According to CIBC, there are six things that you can do right now to ensure the transition into retirement will be as smooth as possible.
Plan your lifestyle and make the future as predictable as possible. This doesn’t mean that you need to eliminate the occasional meal out, but it does mean that frequent trips to restaurants and that morning coffee run can be reduced to a couple of times a week. After all, $2 saved for three days a week over the course of one-year results in $312 in your pocket!
Determine what you spend today and estimate what spending will be like in retirement. It’s important to maintain a high quality of life while also living below your means. This can be accomplished by eliminating spending that isn’t necessary (such as the latest technology) and dedicating additional income to investments.
Work with a financial advisor to project your income and expenses. You shouldn’t go about retirement planning alone. With a financial advisor, you’ll be able to plan out what it is you want to have when you retire and set up a plan to accomplish it.
Put your savings plan on auto-pilot with regular deposits to a dedicated savings account. Whenever I get my pay, I immediately transfer a predetermined amount to another bank account so I’m not tempted to spend it.
You may want to consider opening an account with another bank to resist the temptation of accumulated cash in your day-to-day account.
Invest for the long term and revisit your investment plan regularly, at least once a year. Luckily for you, the Motley Fool focuses on long-term investments, which means it’s a great resource for those of you looking to save for retirement! Be sure to check out our other articles.
Determine the best time to draw down on public pension benefits or personal savings. In Canada, once you reach withdrawal age, you can transfer your RRSP funds to a RRIF which offers tax benefits. Be sure to do some research to see the best option for you!
Invest in a passive income stock with capital gains
When it comes to finding good stocks to invest in, the best kinds are those that provide a healthy dividend payout coupled with capital gains.
One company that fits the build is Brookfield Infrastructure Partners (TSX:BIP.UN)(NYSE:BIP), which focuses on acquiring infrastructure assets with low maintenance costs and high barriers to entry. The company has a global presence with over $508 billion in assets under management.

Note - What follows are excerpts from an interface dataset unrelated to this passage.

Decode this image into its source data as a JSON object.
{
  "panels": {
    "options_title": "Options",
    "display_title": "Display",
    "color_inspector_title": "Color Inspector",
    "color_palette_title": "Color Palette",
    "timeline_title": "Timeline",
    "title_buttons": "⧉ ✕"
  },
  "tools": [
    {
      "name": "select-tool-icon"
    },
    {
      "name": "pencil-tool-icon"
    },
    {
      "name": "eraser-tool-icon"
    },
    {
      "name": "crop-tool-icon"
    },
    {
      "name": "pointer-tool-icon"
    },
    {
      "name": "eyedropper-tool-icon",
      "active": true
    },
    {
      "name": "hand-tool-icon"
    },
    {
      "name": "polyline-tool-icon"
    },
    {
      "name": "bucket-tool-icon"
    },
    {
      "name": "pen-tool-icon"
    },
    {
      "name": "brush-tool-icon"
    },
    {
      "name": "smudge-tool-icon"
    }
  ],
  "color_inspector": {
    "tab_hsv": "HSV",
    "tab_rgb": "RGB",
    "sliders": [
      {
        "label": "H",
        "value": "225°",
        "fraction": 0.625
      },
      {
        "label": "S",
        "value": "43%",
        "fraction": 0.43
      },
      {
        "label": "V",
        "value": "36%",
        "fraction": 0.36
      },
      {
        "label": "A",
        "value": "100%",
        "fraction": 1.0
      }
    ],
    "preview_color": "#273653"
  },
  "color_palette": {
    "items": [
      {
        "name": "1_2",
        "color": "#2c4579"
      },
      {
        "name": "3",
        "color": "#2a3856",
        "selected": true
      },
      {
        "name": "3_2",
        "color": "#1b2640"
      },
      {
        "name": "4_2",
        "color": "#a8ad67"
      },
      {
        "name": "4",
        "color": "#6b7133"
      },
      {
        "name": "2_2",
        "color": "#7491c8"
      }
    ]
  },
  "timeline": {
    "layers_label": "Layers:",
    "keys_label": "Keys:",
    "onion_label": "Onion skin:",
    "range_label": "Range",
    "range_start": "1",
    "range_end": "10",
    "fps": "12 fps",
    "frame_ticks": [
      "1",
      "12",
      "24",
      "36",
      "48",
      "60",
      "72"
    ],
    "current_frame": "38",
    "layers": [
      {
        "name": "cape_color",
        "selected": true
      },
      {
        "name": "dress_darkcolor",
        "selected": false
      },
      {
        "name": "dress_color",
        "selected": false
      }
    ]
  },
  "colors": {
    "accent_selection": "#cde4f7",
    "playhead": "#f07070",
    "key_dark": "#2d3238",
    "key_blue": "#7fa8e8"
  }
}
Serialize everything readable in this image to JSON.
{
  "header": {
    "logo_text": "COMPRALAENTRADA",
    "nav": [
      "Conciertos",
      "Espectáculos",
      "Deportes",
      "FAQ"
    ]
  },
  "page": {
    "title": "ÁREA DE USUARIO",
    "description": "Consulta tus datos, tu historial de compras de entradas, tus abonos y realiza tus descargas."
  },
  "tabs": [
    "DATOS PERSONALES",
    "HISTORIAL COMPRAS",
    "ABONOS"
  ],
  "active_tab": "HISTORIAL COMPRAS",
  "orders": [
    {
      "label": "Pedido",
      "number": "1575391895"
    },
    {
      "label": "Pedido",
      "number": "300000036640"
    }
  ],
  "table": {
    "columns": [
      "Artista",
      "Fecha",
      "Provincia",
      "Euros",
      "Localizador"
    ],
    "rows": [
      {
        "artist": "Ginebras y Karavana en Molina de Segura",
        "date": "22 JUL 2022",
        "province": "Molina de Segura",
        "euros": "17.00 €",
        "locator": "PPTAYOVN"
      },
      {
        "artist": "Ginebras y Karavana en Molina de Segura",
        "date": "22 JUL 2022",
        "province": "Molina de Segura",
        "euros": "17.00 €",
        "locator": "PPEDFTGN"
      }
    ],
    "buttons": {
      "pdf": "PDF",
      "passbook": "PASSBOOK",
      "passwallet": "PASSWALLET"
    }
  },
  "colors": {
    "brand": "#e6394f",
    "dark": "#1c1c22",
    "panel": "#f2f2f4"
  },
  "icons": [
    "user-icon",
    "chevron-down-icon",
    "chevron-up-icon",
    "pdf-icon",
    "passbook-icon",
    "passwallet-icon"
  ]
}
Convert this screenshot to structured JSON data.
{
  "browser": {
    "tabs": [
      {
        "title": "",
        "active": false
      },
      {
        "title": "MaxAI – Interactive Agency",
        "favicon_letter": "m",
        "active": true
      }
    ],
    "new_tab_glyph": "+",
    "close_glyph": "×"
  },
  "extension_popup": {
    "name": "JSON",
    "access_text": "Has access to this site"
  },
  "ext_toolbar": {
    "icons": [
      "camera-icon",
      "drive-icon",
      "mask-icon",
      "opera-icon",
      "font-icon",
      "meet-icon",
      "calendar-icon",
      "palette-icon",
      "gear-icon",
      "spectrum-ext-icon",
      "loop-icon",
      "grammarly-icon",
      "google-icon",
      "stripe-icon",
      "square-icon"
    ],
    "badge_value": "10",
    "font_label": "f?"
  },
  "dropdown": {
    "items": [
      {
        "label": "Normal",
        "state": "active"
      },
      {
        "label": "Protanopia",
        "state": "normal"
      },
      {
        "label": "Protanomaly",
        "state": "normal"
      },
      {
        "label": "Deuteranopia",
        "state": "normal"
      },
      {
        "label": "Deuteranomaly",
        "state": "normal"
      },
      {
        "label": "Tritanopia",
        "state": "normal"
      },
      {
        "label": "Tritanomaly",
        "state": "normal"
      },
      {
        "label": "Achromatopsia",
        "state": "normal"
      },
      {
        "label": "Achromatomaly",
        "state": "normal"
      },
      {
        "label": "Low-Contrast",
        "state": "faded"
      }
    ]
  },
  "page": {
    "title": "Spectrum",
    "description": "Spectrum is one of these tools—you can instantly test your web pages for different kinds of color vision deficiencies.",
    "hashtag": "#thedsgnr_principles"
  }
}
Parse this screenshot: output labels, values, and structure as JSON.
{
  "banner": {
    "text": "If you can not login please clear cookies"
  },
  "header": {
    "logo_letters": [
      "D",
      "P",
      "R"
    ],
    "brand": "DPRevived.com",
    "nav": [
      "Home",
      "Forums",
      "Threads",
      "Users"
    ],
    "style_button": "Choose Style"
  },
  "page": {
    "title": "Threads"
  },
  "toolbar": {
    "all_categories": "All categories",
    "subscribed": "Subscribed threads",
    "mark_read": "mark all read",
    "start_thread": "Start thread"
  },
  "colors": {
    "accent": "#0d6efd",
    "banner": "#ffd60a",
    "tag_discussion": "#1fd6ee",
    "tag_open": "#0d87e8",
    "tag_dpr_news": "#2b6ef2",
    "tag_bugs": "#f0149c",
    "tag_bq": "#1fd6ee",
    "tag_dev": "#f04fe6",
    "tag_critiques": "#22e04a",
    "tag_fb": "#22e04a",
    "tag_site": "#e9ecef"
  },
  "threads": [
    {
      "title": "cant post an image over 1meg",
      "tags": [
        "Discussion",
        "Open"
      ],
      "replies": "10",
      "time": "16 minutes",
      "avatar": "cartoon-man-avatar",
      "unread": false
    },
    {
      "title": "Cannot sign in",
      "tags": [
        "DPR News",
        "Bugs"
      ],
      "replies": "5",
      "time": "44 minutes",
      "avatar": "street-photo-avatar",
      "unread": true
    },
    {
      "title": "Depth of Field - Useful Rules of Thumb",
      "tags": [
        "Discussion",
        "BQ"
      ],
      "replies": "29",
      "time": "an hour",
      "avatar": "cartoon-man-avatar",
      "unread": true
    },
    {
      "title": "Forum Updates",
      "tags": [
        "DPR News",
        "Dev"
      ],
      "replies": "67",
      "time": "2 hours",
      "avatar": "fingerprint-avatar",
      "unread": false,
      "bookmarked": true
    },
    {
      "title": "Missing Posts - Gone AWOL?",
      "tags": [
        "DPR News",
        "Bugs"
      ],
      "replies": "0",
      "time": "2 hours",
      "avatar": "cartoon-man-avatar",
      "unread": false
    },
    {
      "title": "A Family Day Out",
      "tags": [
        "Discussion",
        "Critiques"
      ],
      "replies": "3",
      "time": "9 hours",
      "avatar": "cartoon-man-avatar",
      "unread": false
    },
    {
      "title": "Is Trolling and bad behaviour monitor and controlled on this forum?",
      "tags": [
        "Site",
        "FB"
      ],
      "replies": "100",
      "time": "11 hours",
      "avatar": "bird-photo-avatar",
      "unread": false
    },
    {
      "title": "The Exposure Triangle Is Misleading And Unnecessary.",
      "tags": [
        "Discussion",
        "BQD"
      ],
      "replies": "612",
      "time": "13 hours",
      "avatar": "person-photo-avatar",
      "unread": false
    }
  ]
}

With a share price that has increased 33% to date and a dividend yield of 2.95%, investors cannot go wrong by investing in Brookfield.
This article represents the opinion of the writer, who may disagree with the “official” recommendation position of a Motley Fool premium service or advisor. We’re Motley! Questioning an investing thesis — even one of our own — helps us all think critically about investing and make decisions that help us become smarter, happier, and richer, so we sometimes publish articles that may not be in line with recommendations, rankings or other content.
Fool contributor Chen Liu has no position in any of the stocks mentioned. Brookfield Infrastructure Partners is a recommendation of Stock Advisor Canada.